Hoerauf A, Mand S, Fischer K, Kruppa T, Marfo-Debrekyei Y, Debrah AY, et al. 2003 Doxycycline as a novel strategy against bancroftian filariasis–depletion of Wolbachia endosymbionts from Wuchereria bancrofti and stop of microfilaria production; Med. Microbiol. Immunol. 192 211–216 Huelsenbeck J P and Ronquist F 2001 MRBAYES 3: Bayesian inference of phylogenetic trees; Bioinformatics 17 754–755 Jiggins F M, Bentley J K, Majerus M E N and Hurst G D D 2002 Recent changes in phenotype and patterns of host specialization in Wolbachia bacteria; Mol. Ecol. 11 1275–1283 Lo N and Evans T A 2007 Phylogenetic diversity of the intracellular symbiont Wolbachia in termites; Mol. Phylogenet. Evol. 44 461–466 Lo N, Casiraghi M, Salati E, Bazzocchi C and Bandi C 2002 How many Wolbachia supergroups exist?; Mol. Biol. Evol. 19 341–346 Lo N, Paraskevopoulos C, Bourtzis K, O’Neill S L, Werren J H, Bordenstein S R and Bandi C 2007 Taxonomic status of the intracellular bacterium Wolbachia pipientis; Int. J. Syst. Evol. Microbiol. 57 654–657 McCall J W, Guerrero J, Genchi C and Kramer L 2004 Recent advances in heartworm disease; Vet. Parasitol. 125 105–130 Ros V I D, Fleming V M, Feil E J and Breeuwer J A J 2009 How diverse is Wolbachia? Multiple gene sequencing reveals a putatively new Wolbachia supergroup recovered from spider mites (Acari: Tetranychidae); Appl. Environ. Microbiol. 75 1036–1043 Roy V and Harry M 2007 Diversity of Wolbachia isolated from the Cubitermes sp. affinis subarquatus complex of species (Termitidae), revealed by multigene phylogenies; FEMS Microbiol. Lett. 274 102–111 Solavan A, Paulmurugan R, Wilsanand V and Ranjith Sing A J A 2004 Traditional therapeutic use of animals among tribal population of Tamilnadu, India; Indian J. Trad. Knowledge 3 198–205 Taylor M J, Makunde W H, McGarry H F, Turner J D, Mand S and Hoerauf A 2005 Macrofilaricidal activity after doxycycline treatment of Wuchereria bancrofti: a double-blind, randomised placebo-controlled trial; Lancet 365 2116–2121 Werren J H, Baldo L and Clark M E 2008 Wolbachia: master manipulators of invertebrate biology; Nat. Rev. Microbiol. 6 741–751 Wilsanand V 2005 Utilisation of termite, Odontotermes formosanus by tribes of South India in medicine and food; Nat. Prod. Radiance 4 121–125

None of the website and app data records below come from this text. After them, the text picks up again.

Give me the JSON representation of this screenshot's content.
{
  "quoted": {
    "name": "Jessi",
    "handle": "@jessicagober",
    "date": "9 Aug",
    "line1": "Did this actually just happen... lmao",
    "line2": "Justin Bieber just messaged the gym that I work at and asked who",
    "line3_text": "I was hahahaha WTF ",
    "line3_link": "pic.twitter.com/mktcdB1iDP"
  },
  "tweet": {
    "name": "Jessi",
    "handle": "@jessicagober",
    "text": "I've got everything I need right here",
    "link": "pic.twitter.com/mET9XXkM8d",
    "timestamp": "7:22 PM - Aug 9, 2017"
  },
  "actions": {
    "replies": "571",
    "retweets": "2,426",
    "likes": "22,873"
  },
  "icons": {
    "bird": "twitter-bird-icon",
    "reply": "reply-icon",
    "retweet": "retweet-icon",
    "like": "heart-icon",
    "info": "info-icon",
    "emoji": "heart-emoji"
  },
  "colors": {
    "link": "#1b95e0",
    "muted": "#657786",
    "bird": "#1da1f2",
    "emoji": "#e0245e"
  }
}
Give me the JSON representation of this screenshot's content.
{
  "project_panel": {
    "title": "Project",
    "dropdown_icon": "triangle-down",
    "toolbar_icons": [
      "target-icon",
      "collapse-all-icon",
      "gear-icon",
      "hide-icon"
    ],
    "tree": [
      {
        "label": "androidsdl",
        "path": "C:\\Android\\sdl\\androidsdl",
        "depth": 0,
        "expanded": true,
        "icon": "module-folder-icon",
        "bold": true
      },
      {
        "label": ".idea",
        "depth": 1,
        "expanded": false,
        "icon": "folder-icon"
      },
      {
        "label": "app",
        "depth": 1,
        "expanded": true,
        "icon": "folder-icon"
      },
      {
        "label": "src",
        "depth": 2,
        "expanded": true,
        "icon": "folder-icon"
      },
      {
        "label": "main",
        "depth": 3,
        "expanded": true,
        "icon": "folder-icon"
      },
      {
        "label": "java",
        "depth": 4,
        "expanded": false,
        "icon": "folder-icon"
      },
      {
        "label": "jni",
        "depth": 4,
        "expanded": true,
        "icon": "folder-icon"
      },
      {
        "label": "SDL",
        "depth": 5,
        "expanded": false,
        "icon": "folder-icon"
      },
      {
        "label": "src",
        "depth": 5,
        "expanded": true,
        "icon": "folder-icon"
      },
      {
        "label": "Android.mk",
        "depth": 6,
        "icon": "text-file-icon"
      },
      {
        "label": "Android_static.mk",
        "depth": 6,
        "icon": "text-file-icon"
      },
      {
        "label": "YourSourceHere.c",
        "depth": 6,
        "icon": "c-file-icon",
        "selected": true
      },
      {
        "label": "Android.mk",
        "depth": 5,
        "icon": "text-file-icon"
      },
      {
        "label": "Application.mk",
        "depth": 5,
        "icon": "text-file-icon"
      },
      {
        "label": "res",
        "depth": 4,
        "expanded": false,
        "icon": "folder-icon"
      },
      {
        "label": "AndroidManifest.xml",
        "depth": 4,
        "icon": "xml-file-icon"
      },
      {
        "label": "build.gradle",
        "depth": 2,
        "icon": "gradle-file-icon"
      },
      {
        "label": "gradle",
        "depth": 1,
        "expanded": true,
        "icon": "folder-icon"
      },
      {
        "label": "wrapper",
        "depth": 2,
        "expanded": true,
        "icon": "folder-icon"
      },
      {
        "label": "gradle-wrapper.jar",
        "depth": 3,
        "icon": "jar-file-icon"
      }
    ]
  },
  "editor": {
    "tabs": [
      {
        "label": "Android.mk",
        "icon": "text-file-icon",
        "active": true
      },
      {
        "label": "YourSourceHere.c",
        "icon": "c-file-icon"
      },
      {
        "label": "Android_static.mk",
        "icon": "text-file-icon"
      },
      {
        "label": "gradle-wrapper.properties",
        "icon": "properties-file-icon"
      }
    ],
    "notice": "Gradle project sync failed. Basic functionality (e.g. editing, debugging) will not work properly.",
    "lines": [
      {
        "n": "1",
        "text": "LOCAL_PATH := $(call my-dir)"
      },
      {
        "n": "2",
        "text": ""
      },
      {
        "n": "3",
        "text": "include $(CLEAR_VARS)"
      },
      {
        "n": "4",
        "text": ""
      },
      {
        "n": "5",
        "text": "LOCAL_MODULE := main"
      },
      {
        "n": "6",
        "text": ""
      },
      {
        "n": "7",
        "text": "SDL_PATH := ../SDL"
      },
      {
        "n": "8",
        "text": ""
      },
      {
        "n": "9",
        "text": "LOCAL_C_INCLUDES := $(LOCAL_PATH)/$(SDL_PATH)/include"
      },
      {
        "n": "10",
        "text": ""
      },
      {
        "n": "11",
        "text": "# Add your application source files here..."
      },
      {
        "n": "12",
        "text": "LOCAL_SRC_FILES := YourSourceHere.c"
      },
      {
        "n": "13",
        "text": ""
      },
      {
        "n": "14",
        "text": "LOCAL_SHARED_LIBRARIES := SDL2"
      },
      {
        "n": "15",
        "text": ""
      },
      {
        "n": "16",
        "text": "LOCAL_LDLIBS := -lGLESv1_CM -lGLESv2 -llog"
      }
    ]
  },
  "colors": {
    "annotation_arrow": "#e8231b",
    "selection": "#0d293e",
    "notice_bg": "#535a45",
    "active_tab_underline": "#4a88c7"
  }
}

BIPINCHANDRA K SALUNKE*, RAHUL C SALUNKHE, MILIND S PATOLE and YOGESH S SHOUCHE* National Centre for Cell Science, University of Pune, Ganeshkhind, Pune 411007, India *Corresponding authors (Fax, +91-20-25692259; Email, [email protected] and [email protected])

ePublication: 23 April 2010

J. Biosci. 35(2), June 2010